Third, the thesis of the book undermines a holistic environmental ethics. According to Salatin, “The thesis of this book is simple: all of God’s creation, the physical world, is an object lesson of spiritual truth.” (pg. xiv) This sort of matter-spirit dualism is the cause of much of the heartbreaking failure of many fundamentalist and evangelical Christians to engage in environmental ethics. The physical world is not merely an object lesson for spiritual truth. It is not even mainly an object lesson for spiritual truth. The basis for a Christian environmental ethics must include the inherent value of the present creation. Minimizing that value by describing God’s creation as a mere object lesson does not provide the best or most biblically faithful foundation for Christian environmentalism.

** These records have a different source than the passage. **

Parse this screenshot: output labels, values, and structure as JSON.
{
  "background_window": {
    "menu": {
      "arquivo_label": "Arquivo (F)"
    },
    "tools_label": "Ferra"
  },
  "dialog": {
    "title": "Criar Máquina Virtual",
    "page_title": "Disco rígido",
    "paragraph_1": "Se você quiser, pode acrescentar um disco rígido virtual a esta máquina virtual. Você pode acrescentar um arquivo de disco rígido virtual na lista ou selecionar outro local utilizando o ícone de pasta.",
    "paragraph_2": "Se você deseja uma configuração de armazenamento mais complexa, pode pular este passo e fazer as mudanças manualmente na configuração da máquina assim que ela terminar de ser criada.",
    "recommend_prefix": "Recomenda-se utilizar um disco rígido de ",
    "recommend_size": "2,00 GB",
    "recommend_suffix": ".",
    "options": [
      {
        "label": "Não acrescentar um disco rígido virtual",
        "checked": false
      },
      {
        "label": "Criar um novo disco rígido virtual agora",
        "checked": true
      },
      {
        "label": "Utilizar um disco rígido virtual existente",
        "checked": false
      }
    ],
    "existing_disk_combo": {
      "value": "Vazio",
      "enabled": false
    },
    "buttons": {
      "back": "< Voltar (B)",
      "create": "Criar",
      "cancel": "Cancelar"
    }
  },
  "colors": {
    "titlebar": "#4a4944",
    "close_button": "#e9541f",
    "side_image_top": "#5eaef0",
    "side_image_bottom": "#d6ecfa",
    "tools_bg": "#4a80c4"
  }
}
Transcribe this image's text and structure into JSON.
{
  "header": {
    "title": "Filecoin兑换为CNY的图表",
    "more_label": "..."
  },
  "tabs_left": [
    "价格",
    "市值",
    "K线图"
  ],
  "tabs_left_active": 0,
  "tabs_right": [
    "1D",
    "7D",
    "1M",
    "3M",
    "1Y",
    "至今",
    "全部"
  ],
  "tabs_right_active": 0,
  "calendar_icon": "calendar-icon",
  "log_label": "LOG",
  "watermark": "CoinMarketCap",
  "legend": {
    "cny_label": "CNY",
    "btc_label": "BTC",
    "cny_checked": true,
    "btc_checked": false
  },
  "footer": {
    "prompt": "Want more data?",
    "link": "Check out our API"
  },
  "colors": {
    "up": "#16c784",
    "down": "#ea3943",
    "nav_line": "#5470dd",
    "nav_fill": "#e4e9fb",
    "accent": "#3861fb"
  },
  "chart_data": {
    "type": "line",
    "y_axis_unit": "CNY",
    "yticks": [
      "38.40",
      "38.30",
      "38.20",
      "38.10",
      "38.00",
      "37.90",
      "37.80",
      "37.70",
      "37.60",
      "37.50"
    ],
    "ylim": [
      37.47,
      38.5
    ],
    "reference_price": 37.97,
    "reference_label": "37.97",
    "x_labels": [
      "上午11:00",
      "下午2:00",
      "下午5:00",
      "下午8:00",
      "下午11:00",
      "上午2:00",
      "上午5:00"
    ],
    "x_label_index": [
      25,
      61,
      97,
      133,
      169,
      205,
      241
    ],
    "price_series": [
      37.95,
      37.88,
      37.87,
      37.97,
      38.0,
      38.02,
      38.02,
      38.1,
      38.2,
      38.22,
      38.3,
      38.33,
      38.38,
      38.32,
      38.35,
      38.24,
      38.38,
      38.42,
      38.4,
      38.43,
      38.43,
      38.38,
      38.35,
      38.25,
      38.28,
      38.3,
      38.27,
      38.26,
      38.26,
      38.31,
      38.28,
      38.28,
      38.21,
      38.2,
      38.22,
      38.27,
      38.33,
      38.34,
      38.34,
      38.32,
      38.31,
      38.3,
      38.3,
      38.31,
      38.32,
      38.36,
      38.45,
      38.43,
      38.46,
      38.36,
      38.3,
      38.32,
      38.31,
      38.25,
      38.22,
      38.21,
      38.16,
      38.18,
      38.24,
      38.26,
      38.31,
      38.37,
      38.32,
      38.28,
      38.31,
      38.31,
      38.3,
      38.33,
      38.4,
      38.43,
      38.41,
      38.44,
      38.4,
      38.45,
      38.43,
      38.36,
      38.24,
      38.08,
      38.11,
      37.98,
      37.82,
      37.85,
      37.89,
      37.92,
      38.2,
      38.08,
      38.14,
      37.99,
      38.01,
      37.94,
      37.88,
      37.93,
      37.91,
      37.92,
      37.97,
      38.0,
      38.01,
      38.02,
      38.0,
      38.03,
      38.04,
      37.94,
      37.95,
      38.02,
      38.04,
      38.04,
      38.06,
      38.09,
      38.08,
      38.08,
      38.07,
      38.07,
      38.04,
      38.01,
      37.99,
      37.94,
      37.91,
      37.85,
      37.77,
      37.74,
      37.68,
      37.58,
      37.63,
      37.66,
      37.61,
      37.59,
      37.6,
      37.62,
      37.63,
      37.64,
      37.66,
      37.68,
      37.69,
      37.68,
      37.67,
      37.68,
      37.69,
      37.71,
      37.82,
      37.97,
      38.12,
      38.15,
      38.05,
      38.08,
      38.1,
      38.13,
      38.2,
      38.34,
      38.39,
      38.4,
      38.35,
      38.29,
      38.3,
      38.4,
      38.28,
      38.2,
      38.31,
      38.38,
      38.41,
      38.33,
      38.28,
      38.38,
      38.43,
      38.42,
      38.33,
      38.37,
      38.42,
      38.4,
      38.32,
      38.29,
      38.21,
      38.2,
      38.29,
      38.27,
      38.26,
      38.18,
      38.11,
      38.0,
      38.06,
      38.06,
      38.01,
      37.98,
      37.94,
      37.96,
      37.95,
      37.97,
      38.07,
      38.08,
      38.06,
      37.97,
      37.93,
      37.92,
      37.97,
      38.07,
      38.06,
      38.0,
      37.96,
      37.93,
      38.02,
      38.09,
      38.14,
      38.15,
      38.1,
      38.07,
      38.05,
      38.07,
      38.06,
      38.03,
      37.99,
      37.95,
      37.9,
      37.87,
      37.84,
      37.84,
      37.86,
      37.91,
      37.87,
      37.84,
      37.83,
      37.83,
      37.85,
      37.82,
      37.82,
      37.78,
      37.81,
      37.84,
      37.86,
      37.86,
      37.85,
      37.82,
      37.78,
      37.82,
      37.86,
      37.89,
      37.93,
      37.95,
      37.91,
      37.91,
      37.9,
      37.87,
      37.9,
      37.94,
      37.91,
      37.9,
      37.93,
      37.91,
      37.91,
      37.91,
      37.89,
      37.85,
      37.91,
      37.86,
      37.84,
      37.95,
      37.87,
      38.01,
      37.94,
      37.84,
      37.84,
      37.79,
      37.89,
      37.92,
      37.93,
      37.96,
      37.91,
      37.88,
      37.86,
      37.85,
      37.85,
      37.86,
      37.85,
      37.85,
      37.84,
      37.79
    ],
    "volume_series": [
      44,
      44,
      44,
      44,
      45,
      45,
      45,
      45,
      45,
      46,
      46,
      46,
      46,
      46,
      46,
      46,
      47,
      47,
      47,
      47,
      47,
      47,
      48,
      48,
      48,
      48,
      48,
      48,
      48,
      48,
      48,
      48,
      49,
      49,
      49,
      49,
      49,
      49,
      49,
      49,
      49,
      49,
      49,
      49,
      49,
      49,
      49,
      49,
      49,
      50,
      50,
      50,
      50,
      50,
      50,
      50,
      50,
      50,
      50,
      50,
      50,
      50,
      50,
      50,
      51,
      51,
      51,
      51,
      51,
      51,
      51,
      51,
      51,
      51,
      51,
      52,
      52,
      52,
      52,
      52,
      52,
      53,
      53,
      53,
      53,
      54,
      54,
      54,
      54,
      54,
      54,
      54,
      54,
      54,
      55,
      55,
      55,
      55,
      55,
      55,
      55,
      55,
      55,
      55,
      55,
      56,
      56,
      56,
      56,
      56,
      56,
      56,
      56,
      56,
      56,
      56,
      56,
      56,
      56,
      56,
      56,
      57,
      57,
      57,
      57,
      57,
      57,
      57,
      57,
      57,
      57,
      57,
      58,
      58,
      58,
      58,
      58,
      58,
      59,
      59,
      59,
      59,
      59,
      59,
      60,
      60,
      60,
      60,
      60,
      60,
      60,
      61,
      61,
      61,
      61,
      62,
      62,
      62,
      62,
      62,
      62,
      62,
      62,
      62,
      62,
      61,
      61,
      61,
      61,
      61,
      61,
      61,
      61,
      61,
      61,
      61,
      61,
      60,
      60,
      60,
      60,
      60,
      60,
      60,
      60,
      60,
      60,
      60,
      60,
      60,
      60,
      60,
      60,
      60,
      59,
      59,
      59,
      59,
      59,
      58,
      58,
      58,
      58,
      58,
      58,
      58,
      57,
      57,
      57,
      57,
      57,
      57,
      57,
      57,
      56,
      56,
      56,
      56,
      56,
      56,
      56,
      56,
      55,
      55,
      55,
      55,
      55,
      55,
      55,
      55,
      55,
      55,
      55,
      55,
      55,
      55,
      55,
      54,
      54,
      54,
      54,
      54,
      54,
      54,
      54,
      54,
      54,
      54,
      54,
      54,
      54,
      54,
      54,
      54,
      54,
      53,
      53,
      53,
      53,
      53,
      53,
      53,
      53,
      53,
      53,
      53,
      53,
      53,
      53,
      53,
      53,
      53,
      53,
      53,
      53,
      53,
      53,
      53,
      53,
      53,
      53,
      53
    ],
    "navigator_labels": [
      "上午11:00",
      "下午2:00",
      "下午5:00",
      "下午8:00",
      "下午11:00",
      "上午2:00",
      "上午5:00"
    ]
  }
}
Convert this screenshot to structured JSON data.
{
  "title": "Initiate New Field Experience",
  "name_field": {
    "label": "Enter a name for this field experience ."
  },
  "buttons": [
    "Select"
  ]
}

Some Points of Strength
Despite these critiques, Salatin should be applauded for engaging in a discussion of environmental ethics from a conservative Christian perspective. As my own doctoral research has shown, there is too little positive engagement by conservative Christians on the topic. As a Bob Jones University graduate (and previous alumni of the year), Salatin may help some Christians who have written off environmental concern as “earth worship” see that there is value in caring for the environment.
I also celebrate Salatin’s continued efforts to recognize the unnecessary suffering of animals that occurs in some modern factory farms. In particular, Salatin’s call to utilize the market to entice meat producers to change their methods is a healthy approach. If people begin to demand meat from animals whose God-given value is recognized during their lives and in their deaths, then some unjust practices can be eliminated without the inevitable secondary consequences of additional governmental regulations.
There is much to be praised in this book. Salatin does well to show that one can be an orthodox Christian, committed to the fundamentals of the faith, and still be concerned with proper, loving stewardship of creation. However, there were significant opportunities for a more theologically robust case for creation care in this text. Salatin failed to take them. The book is only moderately successful as a result.
Note: I received a gratis copy of this volume from the publisher with no expectation of a positive review.